BEGIN DATA IN THIS EXERCISE

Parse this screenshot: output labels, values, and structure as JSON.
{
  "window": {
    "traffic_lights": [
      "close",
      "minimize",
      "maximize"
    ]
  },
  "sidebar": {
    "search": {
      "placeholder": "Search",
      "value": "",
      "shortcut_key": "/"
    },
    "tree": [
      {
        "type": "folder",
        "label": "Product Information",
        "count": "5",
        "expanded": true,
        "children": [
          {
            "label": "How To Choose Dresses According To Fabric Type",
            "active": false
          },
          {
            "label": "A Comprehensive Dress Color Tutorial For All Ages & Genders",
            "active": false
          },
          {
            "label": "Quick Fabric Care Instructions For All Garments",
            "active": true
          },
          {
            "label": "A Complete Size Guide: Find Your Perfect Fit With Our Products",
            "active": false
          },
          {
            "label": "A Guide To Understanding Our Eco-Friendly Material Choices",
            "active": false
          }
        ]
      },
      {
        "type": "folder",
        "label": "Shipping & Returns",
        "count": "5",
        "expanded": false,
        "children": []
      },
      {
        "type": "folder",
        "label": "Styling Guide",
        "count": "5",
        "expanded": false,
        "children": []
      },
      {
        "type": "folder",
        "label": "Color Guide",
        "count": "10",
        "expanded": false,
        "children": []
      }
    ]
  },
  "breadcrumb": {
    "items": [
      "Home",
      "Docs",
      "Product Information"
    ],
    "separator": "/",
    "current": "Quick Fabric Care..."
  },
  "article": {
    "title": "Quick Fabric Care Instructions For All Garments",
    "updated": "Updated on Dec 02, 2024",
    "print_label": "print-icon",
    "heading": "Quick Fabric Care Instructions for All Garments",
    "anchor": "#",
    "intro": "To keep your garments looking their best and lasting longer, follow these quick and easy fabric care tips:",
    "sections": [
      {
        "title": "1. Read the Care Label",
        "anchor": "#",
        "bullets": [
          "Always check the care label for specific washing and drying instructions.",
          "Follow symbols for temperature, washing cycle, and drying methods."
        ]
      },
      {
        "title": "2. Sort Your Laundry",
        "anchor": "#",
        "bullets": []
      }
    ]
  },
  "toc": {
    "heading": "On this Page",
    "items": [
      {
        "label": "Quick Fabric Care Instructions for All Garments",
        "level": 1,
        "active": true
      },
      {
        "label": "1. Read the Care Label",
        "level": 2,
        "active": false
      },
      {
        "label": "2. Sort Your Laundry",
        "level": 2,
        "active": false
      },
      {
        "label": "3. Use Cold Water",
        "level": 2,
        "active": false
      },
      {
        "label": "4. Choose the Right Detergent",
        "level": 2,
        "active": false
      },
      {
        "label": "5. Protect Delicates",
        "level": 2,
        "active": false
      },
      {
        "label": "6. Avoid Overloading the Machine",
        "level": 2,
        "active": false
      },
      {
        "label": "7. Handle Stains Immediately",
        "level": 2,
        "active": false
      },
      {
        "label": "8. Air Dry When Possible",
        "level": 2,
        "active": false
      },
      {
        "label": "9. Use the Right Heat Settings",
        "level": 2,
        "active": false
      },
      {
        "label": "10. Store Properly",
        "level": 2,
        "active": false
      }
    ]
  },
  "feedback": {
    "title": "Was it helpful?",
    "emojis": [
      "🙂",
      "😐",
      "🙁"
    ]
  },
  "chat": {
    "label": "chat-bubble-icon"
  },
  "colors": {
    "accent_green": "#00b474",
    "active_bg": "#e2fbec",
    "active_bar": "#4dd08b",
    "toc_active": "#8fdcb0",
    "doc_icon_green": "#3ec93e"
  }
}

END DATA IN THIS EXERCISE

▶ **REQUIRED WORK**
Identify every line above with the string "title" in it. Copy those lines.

▶ **REPLY TO THE EXERCISE**
    "title": "Quick Fabric Care Instructions For All Garments",
        "title": "1. Read the Care Label",
        "title": "2. Sort Your Laundry",
    "title": "Was it helpful?",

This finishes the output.